Johnathan Detrick’s review published on Letterboxd:
Sometimes movies become huge hits because they show us something new or are unexpected. Know one that I knew was too excited about this film before it came out; making a movie based on a theme park ride seemed a stupid idea and we expected little. Most of us were blown away by the fun, exciting adventure we got, and even if the bloom came off the rose a bit in the sequels, we all still enjoyed this one. Sometimes, however, when it's the unexpected that grabs you in the beginning, the movie doesn't hold up. This one, I think, does hold up.
While Johnny Depp had been a star before this movie, I believe this was the movie that launched him into super-stardom. His take on the role of Captain Jack Sparrow was so unusual, and I give credit to audiences for embracing it. Unfortunately, Depp now sometimes seems to be doing weird for weird's sake in many of his films, but for this movie it worked wonderfully.
Unfortunately, Depp gets so much credit for the success of this movie that I feel Geoffrey Rush's contribution is overlooked. He's an amazing villain, and entries in the series never feel complete unless he's in the movie. While menacing and truly without redeeming qualities, he's also funny, which must be a hard line on which to balance.
The rest of the cast performs admirably, and I think the plot for this movie holds together very well. There's a lot going on, with double and triple crosses everywhere, so it can get a little confusing, but rewatching it helps to sort things out, and we're still miles away from the convoluted mess coming down the road in the sequels. There's actual real menace in this movie at times; the pirates had not yet become strictly comic relief or slightly smoothed out versions of themselves. There were reasons to be scared of them, which we don't see in all the sequels.

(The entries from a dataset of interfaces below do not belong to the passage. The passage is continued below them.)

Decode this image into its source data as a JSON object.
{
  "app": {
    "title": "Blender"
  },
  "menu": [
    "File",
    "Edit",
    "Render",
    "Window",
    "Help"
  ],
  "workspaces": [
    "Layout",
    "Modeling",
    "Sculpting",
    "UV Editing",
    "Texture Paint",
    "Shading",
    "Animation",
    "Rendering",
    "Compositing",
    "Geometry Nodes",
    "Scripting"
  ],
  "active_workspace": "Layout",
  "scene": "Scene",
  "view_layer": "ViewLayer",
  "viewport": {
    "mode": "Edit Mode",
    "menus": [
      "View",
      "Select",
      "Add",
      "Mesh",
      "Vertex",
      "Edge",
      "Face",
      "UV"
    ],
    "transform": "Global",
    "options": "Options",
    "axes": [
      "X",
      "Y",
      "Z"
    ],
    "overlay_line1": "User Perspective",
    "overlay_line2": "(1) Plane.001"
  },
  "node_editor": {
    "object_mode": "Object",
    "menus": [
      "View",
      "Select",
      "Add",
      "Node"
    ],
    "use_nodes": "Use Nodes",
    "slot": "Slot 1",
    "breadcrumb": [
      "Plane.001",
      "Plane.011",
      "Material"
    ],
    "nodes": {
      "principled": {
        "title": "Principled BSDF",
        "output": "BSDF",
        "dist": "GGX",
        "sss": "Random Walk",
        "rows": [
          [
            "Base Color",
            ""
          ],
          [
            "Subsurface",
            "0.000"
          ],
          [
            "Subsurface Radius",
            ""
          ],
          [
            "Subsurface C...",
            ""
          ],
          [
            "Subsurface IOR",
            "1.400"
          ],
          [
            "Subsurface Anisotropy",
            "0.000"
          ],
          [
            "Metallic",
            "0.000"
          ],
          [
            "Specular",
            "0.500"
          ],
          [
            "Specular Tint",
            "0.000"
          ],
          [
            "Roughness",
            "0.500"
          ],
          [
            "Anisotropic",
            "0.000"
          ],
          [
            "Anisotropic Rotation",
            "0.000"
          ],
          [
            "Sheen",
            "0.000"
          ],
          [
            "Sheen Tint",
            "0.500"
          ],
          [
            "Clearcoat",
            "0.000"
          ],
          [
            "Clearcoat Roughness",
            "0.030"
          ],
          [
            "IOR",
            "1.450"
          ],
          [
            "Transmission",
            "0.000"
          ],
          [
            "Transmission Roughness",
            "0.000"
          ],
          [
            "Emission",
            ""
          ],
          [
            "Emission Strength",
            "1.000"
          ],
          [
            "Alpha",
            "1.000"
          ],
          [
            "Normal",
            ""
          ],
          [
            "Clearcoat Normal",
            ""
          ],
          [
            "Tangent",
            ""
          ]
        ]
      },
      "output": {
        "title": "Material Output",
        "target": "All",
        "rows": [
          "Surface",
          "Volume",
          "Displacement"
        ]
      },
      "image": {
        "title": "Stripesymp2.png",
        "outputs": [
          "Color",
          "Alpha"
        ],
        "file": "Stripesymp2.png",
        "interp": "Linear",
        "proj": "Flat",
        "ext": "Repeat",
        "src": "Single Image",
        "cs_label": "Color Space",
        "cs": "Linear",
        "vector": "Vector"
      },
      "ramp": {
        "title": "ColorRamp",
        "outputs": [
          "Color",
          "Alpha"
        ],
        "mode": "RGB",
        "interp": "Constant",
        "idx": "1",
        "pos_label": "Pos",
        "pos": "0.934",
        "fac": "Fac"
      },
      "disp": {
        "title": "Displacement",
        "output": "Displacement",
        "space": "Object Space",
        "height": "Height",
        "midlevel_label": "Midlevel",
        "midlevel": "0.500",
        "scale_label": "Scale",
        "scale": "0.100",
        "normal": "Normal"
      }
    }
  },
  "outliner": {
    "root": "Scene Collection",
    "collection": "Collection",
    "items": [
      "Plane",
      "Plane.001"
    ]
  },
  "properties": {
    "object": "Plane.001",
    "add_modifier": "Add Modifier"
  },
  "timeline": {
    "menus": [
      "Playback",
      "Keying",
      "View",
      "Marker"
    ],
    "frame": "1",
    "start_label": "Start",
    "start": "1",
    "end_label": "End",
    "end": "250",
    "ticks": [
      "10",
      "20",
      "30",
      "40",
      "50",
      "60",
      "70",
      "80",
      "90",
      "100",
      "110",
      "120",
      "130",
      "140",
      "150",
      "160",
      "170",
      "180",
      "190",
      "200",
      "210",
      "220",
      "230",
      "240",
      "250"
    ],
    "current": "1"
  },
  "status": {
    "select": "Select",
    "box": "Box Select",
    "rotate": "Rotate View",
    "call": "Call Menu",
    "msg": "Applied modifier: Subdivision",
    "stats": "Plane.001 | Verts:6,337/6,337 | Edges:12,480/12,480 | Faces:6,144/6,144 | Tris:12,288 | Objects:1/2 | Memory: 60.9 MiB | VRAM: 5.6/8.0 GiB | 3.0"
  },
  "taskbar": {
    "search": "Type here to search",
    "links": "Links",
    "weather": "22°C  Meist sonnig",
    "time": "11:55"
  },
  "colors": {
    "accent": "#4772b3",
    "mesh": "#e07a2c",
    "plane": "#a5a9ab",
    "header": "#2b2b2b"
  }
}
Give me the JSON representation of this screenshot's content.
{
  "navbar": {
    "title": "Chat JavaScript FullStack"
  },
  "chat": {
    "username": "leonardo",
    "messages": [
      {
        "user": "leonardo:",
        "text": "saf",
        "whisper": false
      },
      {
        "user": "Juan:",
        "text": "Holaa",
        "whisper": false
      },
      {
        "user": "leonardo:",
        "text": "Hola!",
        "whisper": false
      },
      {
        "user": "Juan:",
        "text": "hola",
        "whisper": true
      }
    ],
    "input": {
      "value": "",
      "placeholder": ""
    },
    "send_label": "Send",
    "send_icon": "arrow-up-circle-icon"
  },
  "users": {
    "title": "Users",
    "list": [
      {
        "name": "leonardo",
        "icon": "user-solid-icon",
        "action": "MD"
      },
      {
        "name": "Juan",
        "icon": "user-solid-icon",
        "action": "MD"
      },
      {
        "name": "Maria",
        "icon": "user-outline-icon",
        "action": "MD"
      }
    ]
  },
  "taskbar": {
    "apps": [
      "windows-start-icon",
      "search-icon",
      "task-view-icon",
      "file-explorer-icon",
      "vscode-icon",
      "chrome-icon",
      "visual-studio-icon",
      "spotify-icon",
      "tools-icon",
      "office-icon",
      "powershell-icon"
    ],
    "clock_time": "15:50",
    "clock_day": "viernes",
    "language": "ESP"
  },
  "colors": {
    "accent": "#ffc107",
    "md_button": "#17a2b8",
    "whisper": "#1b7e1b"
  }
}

Finally, I have to give props to the score. Klaus Badelt is not a composer with which I am familiar, but I truly enjoyed his work in this movie. There are scenes that his score truly keeps moving, heightening the tension or the sense of excitement.